I always thought that the longest day was always on 21st June but today I was put right by one of my lovely lady customers who has been around since the longest day was first invented. Apparently, in a leap year (which this year happens to be) the longest day is brought forward to 20th June. So Neolithic Man must have had to have a good look in his diary to make sure he was up and about and aligning planets with stones on the right morning. I wonder what else he had written in there . . . dentist, mum’s birthday, take sabre tooth tiger to vet, winter solstice, cave insurance due, etc.
The longest day, funnily enough, is six months on from the shortest day and the semi anniversary of the launch of this magnificent blog back in December 2011. I never imagined that it would grow into such a monster . . . as Shilpa Shetty said to the Pandit. Its overwhelming success is all down to the undying support my adoring readers, so thank you Rose, Rig, Lesley and all the blokes on Death Row (not Heathrow) who have nothing else to do but read this and take comfort from my words.

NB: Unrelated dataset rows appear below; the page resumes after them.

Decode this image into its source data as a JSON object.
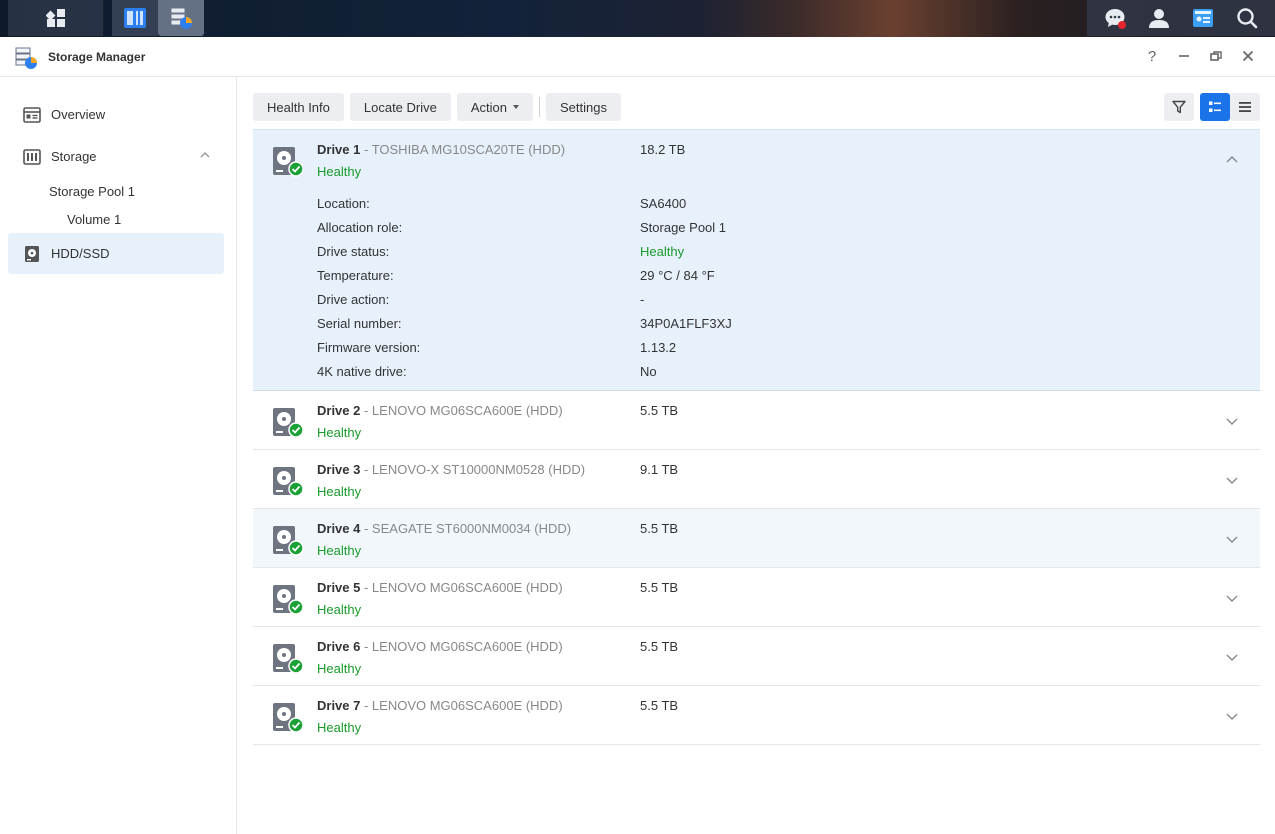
{
  "window": {
    "title": "Storage Manager"
  },
  "window_controls": {
    "help": "?"
  },
  "sidebar": {
    "items": [
      {
        "label": "Overview",
        "icon": "overview-icon"
      },
      {
        "label": "Storage",
        "icon": "storage-icon"
      },
      {
        "label": "Storage Pool 1"
      },
      {
        "label": "Volume 1"
      },
      {
        "label": "HDD/SSD",
        "icon": "hdd-icon"
      }
    ]
  },
  "toolbar": {
    "health_info": "Health Info",
    "locate_drive": "Locate Drive",
    "action": "Action",
    "settings": "Settings"
  },
  "colors": {
    "accent": "#1a73e8",
    "healthy": "#199a2a",
    "selected_bg": "#e6f1fc"
  },
  "drives": [
    {
      "name": "Drive 1",
      "model": " - TOSHIBA MG10SCA20TE (HDD)",
      "status": "Healthy",
      "size": "18.2 TB"
    },
    {
      "name": "Drive 2",
      "model": " - LENOVO MG06SCA600E (HDD)",
      "status": "Healthy",
      "size": "5.5 TB"
    },
    {
      "name": "Drive 3",
      "model": " - LENOVO-X ST10000NM0528 (HDD)",
      "status": "Healthy",
      "size": "9.1 TB"
    },
    {
      "name": "Drive 4",
      "model": " - SEAGATE ST6000NM0034 (HDD)",
      "status": "Healthy",
      "size": "5.5 TB"
    },
    {
      "name": "Drive 5",
      "model": " - LENOVO MG06SCA600E (HDD)",
      "status": "Healthy",
      "size": "5.5 TB"
    },
    {
      "name": "Drive 6",
      "model": " - LENOVO MG06SCA600E (HDD)",
      "status": "Healthy",
      "size": "5.5 TB"
    },
    {
      "name": "Drive 7",
      "model": " - LENOVO MG06SCA600E (HDD)",
      "status": "Healthy",
      "size": "5.5 TB"
    }
  ],
  "drive1_details": [
    {
      "label": "Location:",
      "value": "SA6400"
    },
    {
      "label": "Allocation role:",
      "value": "Storage Pool 1"
    },
    {
      "label": "Drive status:",
      "value": "Healthy"
    },
    {
      "label": "Temperature:",
      "value": "29 °C / 84 °F"
    },
    {
      "label": "Drive action:",
      "value": "-"
    },
    {
      "label": "Serial number:",
      "value": "34P0A1FLF3XJ"
    },
    {
      "label": "Firmware version:",
      "value": "1.13.2"
    },
    {
      "label": "4K native drive:",
      "value": "No"
    }
  ]
}
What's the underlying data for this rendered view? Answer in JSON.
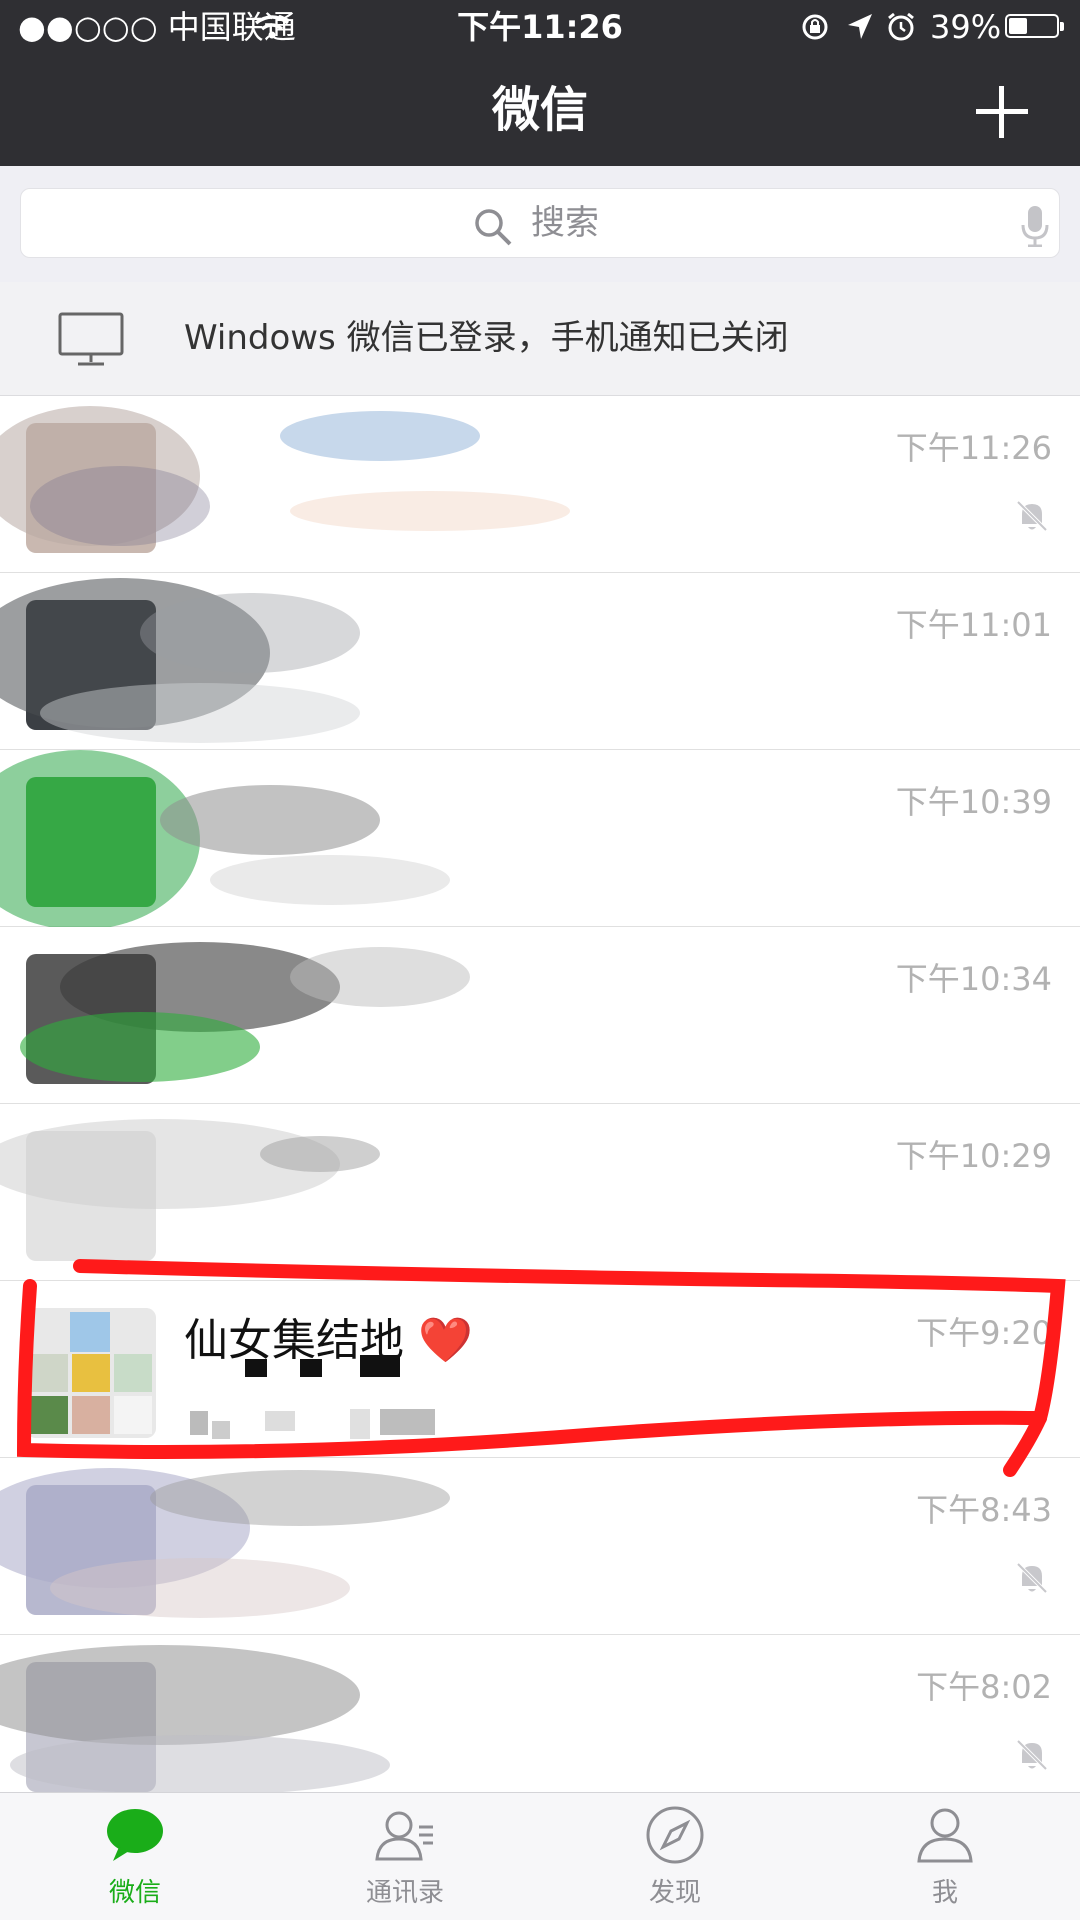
{
  "status_bar": {
    "carrier": "●●○○○ 中国联通",
    "time": "下午11:26",
    "battery": "39%"
  },
  "header": {
    "title": "微信",
    "add_icon": "plus-icon"
  },
  "search": {
    "placeholder": "搜索",
    "icon": "search-icon",
    "voice_icon": "microphone-icon"
  },
  "notice": {
    "icon": "monitor-icon",
    "text": "Windows 微信已登录，手机通知已关闭"
  },
  "chats": [
    {
      "name": "",
      "preview": "",
      "time": "下午11:26",
      "muted": true
    },
    {
      "name": "",
      "preview": "",
      "time": "下午11:01",
      "muted": false
    },
    {
      "name": "",
      "preview": "",
      "time": "下午10:39",
      "muted": false
    },
    {
      "name": "",
      "preview": "",
      "time": "下午10:34",
      "muted": false
    },
    {
      "name": "",
      "preview": "",
      "time": "下午10:29",
      "muted": false
    },
    {
      "name": "仙女集结地 ❤️",
      "preview": "",
      "time": "下午9:20",
      "muted": false
    },
    {
      "name": "",
      "preview": "",
      "time": "下午8:43",
      "muted": true
    },
    {
      "name": "",
      "preview": "",
      "time": "下午8:02",
      "muted": true
    }
  ],
  "tabs": [
    {
      "label": "微信",
      "icon": "chat-bubble-icon",
      "active": true
    },
    {
      "label": "通讯录",
      "icon": "contacts-icon",
      "active": false
    },
    {
      "label": "发现",
      "icon": "compass-icon",
      "active": false
    },
    {
      "label": "我",
      "icon": "person-icon",
      "active": false
    }
  ],
  "colors": {
    "header_bg": "#2f2f33",
    "accent": "#1aad19",
    "annotation": "#ff1a1a"
  }
}
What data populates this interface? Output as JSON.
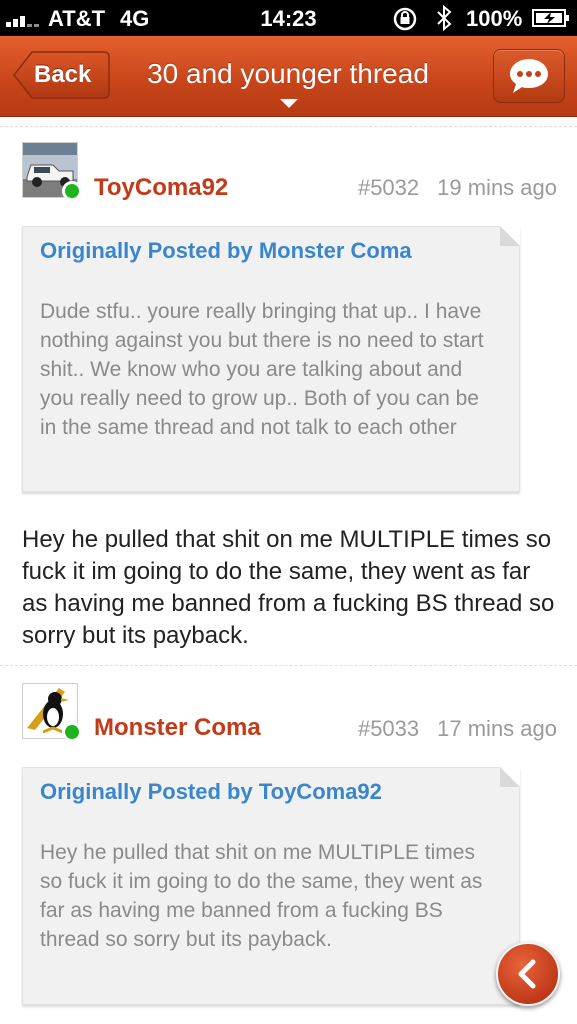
{
  "status_bar": {
    "carrier": "AT&T",
    "network": "4G",
    "time": "14:23",
    "battery": "100%"
  },
  "nav": {
    "back_label": "Back",
    "title": "30 and younger thread",
    "chat_icon": "chat-bubble-icon"
  },
  "posts": [
    {
      "username": "ToyComa92",
      "number": "#5032",
      "time": "19 mins ago",
      "online": true,
      "quote": {
        "author": "Originally Posted by Monster Coma",
        "text": "Dude stfu.. youre really bringing that up.. I have nothing against you but there is no need to start shit.. We know who you are talking about and you really need to grow up.. Both of you can be in the same thread and not talk to each other"
      },
      "body": "Hey he pulled that shit on me MULTIPLE times so fuck it im going to do the same, they went as far as having me banned from a fucking BS thread so sorry but its payback."
    },
    {
      "username": "Monster Coma",
      "number": "#5033",
      "time": "17 mins ago",
      "online": true,
      "quote": {
        "author": "Originally Posted by ToyComa92",
        "text": "Hey he pulled that shit on me MULTIPLE times so fuck it im going to do the same, they went as far as having me banned from a fucking BS thread so sorry but its payback."
      }
    }
  ],
  "floating_button_icon": "chevron-left-icon",
  "colors": {
    "nav_orange": "#c7441a",
    "username_red": "#c23a18",
    "quote_author_blue": "#3a86cc",
    "online_green": "#1db41d"
  }
}
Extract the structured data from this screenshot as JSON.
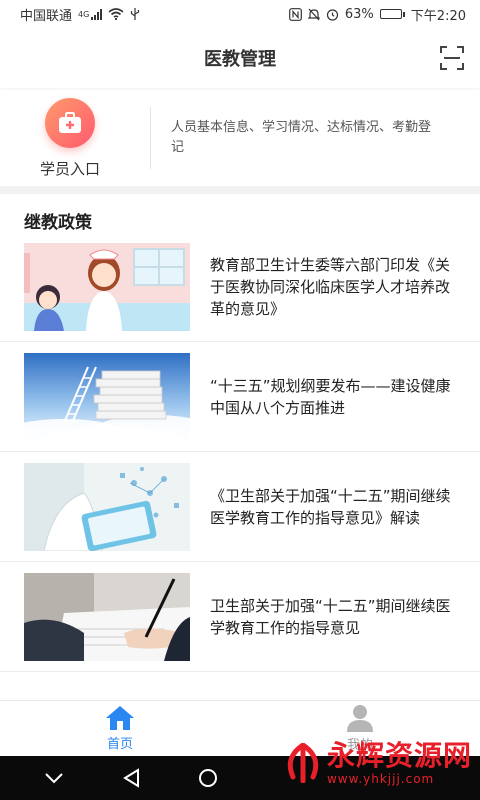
{
  "status_bar": {
    "carrier": "中国联通",
    "network": "4G",
    "battery": "63%",
    "battery_level": 0.63,
    "time": "下午2:20"
  },
  "header": {
    "title": "医教管理",
    "scan_icon": "scan-icon"
  },
  "entry": {
    "label": "学员入口",
    "description": "人员基本信息、学习情况、达标情况、考勤登记",
    "icon": "medical-kit-icon",
    "accent": "#ff6a6a"
  },
  "section": {
    "title": "继教政策"
  },
  "news": [
    {
      "title": "教育部卫生计生委等六部门印发《关于医教协同深化临床医学人才培养改革的意见》",
      "thumb": "nurse-illustration"
    },
    {
      "title": "“十三五”规划纲要发布——建设健康中国从八个方面推进",
      "thumb": "books-sky-image"
    },
    {
      "title": "《卫生部关于加强“十二五”期间继续医学教育工作的指导意见》解读",
      "thumb": "doctor-tablet-image"
    },
    {
      "title": "卫生部关于加强“十二五”期间继续医学教育工作的指导意见",
      "thumb": "signing-document-image"
    }
  ],
  "tabs": [
    {
      "label": "首页",
      "icon": "home-icon",
      "active": true
    },
    {
      "label": "我的",
      "icon": "person-icon",
      "active": false
    }
  ],
  "colors": {
    "active_tab": "#2a86f0",
    "inactive_tab": "#999999"
  },
  "watermark": {
    "text": "永辉资源网",
    "url": "www.yhkjjj.com"
  }
}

And just as I did on the shortest day, today I travelled to Bath to see my extremely lovely friend, Peggy. While I was sculpting her pedal calluses into a full scale model of the Battle of Trafalgar she told me about her recent cruise around biblical sites of the Western Mediterranean . . . the sequel to her previous cruise around the biblical sites of the Eastern Mediterranean. Wherever next, I wonder.
The thing about Peggy is that she absolutely oozes enthusiasm for everything she ever sees or does and she relived every moment of her trip with passion as she told me about her adventures in exotic places like Cadiz and the Isle of Elba, and her visits to hidden treasures like aristocratic Italian gardens and the seat of learning of ancient Portuguese seafarers.
She is 75 years old and has terminal wanderlust. She reckons her eyes are failing and her years of travel are fast running out, but she loves to recount her memories and hear about where I have been too. She fuels my own enthusiasm and I can confidently say that, as long as she’s around to listen, I’ll want to talk to her about the big wide world.
During one of her days at sea in the Mediterranean she saw a spout from a whale. Standing nearby on the deck of the small cruise ship was the travel company’s on board naturalist. She asked him what sort of whale it had been.
“It was Peggy’s whale” he replied, and although I wasn’t there I know exactly what he meant.